Progressives must, then, denounce such ‘reasonable’ solutions that would give the Eelam Tamils neither justice nor a lasting peace, but would only mask the mutilation of their polity. The LTTE had issued a statement in the early 90’s that defined a traitor as “whoever accepts or supports the Sri Lankan unitary constitution, the Sinhala national anthem, the Sinhala national flag.” In a scenario that is being hailed as ‘post-LTTE’ one should take this a step further and unhesitantly mark as renegades those who deny and/or denigrate the LTTE’s tradition of uncompromising emancipatory struggle against oppression.
The political resolution adopted by the 5th conference of the Co-ordination Committee of Maoist Parties and Organizations of South Asia (CCOMPOSA) on March 2011 said that “the defeat of LTTE is an immense loss to the struggling people of the world.” LTTE was not defeated because the Sri Lankan government was strong, LTTE was defeated because the LTTE was strong and it presented a model of development and resistance that was not in tune with the paradigms of the world imperialist forces. The credit for the military defeat of the LTTE then should not be given to the ‘genius’ of the Lankan government but rather to the calculated designs of the geo-strategic compulsions of world powers that had much to lose had a Tamil Eelam been formed in the wake of the Tigers. The weakening, distortion and the destruction of their tradition are a must not just for Sri Lanka but for these powers as well. Marx said that life may die but death must not live. Eelam Tamils were left to die. If the now ‘united Sri Lanka’ is allowed to live, as a system it is not only hostis Tamil generis, its very idea is hostis humani generis, an idea that the resistance of a people can be crushed by brute military force, pillage and unrestrained colonization. Its sinister implications for other people’s movements in the region and in the world should be obvious. The idea and the system need to be intellectually and politically defeated even as the tradition of the Tamil resistance is defended.
But this again should not lead to an over-confident assumption that the tradition of the LTTE cannot be defeated. Highlighting the role of principled subjective commitment even if there was no guarantee of success Lenin polemically asked “shall socialists behave like socialists or really breathe their last in the embrace of the imperialist bourgeoisie?” So the question we can ask is whether Eelam Tamils will behave like the inheritors of the Tigers’ tradition or will they walk like sheep into the welcoming arms of those who facilitated their genocide? For just as the LTTE tradition is the only potent force that can give the Tamils a practical rigor, an idea of an egalitarian society, a sense of dignity, a collective hope – all of which are necessary for future struggles to defeat the oppressor regime – the only force potent enough to defeat the LTTE tradition are the Tamils themselves if they waver in their understanding or commitment. And this is something that the oppressors know very well. And if there could be a worse crime in the history of the Tamils than Mullivaikaal, it would be if the latter is allowed to happen.
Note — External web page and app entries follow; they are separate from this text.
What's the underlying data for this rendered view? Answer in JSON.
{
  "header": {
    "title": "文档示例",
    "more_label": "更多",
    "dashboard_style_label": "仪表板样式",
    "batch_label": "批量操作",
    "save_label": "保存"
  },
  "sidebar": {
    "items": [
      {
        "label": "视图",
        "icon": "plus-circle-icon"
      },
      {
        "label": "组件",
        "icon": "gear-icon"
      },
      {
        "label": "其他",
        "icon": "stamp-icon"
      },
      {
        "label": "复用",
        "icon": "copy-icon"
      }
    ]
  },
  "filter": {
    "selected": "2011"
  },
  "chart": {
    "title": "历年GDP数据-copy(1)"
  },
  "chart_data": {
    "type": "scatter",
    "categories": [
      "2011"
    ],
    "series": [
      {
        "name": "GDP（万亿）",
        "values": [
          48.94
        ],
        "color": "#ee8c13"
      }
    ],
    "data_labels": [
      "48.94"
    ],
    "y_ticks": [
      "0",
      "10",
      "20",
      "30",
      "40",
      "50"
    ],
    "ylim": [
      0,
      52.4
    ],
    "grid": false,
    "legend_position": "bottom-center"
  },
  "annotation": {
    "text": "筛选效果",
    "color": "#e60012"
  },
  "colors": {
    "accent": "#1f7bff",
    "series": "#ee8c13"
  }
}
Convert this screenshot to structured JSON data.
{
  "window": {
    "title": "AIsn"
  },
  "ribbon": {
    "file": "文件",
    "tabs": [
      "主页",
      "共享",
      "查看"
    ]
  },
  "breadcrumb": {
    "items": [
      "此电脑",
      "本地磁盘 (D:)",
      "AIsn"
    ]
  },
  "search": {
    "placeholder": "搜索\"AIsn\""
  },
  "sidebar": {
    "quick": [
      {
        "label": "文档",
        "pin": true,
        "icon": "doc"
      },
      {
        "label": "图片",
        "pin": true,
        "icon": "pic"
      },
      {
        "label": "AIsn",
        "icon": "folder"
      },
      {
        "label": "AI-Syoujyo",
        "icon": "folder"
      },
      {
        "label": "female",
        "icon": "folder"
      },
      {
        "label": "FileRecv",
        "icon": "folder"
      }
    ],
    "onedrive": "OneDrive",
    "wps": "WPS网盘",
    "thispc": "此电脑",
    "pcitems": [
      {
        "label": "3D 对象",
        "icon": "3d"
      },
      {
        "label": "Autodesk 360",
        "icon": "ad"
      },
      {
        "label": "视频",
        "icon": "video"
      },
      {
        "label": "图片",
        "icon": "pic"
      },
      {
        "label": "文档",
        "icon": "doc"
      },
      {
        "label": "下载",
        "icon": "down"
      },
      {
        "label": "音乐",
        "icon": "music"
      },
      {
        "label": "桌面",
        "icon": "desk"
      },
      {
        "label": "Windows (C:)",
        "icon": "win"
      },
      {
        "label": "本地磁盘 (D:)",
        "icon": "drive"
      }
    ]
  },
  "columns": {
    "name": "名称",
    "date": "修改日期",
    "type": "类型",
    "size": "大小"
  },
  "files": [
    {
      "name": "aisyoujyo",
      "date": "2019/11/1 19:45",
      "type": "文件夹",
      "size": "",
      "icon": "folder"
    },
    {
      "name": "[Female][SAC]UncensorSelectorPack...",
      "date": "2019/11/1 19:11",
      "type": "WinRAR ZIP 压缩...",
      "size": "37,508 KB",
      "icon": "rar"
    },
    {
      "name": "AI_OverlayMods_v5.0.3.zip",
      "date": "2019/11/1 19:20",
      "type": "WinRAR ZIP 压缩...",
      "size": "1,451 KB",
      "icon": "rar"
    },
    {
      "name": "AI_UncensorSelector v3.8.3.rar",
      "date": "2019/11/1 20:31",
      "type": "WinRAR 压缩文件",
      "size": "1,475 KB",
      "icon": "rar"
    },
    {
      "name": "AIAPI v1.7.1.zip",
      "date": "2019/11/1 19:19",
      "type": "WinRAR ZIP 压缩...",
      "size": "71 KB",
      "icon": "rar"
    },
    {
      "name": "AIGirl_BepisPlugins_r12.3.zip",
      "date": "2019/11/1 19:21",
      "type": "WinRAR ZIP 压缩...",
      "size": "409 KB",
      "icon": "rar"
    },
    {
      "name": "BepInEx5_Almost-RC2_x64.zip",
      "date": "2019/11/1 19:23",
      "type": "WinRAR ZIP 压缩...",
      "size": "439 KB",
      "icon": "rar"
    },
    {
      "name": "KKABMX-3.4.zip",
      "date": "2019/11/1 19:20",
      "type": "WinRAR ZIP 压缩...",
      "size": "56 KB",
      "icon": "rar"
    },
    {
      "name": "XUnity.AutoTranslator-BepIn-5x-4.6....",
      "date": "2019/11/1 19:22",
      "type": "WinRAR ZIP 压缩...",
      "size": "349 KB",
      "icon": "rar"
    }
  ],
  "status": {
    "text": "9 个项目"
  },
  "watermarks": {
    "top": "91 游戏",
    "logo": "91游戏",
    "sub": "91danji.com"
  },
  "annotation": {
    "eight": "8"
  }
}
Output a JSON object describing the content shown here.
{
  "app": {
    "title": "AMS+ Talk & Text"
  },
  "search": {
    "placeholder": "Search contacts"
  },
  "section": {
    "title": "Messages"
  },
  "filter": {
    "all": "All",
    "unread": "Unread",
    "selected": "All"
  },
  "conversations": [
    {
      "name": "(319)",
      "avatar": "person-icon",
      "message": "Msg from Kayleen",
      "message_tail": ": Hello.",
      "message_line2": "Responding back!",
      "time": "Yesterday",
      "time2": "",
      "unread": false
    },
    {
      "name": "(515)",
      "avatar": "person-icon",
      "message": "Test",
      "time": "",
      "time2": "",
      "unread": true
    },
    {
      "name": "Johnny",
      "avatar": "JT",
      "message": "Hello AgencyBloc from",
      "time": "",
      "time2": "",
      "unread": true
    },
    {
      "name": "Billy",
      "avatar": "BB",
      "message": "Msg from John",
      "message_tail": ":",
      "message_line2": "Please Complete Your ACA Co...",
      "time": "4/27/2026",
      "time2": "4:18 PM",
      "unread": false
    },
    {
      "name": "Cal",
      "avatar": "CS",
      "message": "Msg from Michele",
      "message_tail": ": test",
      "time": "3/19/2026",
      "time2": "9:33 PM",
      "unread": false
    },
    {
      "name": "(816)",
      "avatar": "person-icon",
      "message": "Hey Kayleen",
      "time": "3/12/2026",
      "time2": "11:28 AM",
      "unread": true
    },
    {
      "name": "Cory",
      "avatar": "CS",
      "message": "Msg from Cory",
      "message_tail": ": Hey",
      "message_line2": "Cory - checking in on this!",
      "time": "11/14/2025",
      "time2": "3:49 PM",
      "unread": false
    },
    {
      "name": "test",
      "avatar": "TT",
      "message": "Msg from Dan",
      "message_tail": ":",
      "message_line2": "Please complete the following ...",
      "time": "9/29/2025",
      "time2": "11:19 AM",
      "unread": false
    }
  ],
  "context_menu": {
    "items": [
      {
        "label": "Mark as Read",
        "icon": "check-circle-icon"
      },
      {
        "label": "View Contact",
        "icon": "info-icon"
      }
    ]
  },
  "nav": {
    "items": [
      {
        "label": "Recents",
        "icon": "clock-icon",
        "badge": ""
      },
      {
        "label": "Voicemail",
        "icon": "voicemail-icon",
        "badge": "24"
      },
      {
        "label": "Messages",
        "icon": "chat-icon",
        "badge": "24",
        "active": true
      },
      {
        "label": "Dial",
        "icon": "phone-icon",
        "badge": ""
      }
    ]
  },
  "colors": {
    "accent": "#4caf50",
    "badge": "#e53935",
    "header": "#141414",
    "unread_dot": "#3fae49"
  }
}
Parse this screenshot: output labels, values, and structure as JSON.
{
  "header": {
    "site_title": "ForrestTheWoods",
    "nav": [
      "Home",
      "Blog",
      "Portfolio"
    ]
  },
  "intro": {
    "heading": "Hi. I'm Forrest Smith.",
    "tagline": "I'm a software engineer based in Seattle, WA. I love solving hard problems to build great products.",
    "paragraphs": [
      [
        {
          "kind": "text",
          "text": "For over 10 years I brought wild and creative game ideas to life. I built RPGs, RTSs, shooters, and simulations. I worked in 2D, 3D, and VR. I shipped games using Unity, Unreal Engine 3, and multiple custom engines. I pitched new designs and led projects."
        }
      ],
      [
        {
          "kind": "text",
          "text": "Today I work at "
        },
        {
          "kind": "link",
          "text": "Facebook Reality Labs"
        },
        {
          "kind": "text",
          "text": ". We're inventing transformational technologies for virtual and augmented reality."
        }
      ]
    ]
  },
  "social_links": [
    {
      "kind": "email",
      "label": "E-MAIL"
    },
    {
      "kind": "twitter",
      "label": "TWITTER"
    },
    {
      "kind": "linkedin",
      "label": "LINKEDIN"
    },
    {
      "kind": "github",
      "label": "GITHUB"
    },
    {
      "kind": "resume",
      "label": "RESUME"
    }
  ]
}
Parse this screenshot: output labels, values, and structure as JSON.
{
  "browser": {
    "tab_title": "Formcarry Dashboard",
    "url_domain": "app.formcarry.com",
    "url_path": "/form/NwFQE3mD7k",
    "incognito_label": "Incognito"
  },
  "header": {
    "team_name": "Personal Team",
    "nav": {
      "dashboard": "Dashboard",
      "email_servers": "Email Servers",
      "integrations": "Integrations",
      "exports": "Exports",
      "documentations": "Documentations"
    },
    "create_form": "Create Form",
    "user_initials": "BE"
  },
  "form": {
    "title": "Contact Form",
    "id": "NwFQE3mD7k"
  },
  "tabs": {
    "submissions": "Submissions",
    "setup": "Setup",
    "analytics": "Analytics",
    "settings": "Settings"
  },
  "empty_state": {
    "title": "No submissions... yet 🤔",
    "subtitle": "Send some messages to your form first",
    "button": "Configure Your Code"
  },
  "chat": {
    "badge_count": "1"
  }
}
1. See ‘Eelam Tamil’ – The Politics Behind the Term for further on LTTE’s role in Eelam Tamil identity formation and consolidation